# PROBLEM TO WORK ON
Among the lines below, which ones contain the word "Trump"? Copy every such line.

---------------

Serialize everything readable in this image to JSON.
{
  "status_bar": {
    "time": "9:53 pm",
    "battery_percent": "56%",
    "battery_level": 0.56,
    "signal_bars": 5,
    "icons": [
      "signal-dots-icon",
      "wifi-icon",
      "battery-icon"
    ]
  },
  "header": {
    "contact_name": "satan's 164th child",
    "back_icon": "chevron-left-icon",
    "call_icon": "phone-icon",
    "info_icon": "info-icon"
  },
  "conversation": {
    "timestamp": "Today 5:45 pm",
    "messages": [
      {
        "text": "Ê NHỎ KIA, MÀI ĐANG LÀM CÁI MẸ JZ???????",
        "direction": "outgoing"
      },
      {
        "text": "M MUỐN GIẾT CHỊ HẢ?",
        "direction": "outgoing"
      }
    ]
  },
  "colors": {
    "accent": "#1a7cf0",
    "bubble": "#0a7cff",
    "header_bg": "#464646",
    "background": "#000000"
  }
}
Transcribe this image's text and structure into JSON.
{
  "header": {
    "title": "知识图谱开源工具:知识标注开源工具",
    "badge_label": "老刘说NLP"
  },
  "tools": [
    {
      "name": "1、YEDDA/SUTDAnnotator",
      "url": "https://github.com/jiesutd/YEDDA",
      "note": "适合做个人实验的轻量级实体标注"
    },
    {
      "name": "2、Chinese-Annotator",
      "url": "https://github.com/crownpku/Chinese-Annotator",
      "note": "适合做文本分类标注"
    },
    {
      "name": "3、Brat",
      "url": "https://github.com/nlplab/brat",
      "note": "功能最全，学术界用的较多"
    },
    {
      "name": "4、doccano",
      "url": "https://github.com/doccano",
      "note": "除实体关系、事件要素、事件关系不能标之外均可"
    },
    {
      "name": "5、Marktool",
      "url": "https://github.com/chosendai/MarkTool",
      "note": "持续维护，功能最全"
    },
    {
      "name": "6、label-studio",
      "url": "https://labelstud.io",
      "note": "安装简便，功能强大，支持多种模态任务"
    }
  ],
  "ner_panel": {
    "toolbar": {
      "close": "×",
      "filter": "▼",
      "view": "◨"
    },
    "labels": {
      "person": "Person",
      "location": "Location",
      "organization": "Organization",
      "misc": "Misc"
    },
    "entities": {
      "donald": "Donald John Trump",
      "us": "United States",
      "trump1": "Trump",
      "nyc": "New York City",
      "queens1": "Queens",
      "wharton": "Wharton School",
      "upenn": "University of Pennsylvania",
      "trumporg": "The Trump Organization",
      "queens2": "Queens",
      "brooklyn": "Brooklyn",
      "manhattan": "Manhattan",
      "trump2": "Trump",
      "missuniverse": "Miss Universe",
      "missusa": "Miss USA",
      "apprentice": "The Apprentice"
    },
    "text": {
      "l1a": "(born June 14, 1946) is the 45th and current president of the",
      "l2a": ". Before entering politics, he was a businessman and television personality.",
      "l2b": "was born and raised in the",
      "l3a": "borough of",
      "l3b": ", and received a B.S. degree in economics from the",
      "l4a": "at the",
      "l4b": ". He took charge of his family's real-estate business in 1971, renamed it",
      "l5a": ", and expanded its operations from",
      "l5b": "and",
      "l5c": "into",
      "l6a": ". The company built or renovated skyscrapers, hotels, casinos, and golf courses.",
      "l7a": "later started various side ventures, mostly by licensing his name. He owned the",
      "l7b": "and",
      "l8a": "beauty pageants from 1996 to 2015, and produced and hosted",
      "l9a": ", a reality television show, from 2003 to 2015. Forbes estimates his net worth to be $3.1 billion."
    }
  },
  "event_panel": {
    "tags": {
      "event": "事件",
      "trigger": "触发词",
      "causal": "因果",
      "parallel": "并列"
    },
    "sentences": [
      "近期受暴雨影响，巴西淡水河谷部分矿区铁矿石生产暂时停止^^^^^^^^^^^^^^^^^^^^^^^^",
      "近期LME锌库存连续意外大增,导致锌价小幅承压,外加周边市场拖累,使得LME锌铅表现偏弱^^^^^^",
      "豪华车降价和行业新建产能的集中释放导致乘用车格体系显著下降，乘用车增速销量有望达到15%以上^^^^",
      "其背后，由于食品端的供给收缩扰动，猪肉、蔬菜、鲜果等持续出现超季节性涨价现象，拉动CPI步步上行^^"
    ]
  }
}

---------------

# REPLY TO THE TASK
      "donald": "Donald John Trump",
      "trump1": "Trump",
      "trumporg": "The Trump Organization",
      "trump2": "Trump",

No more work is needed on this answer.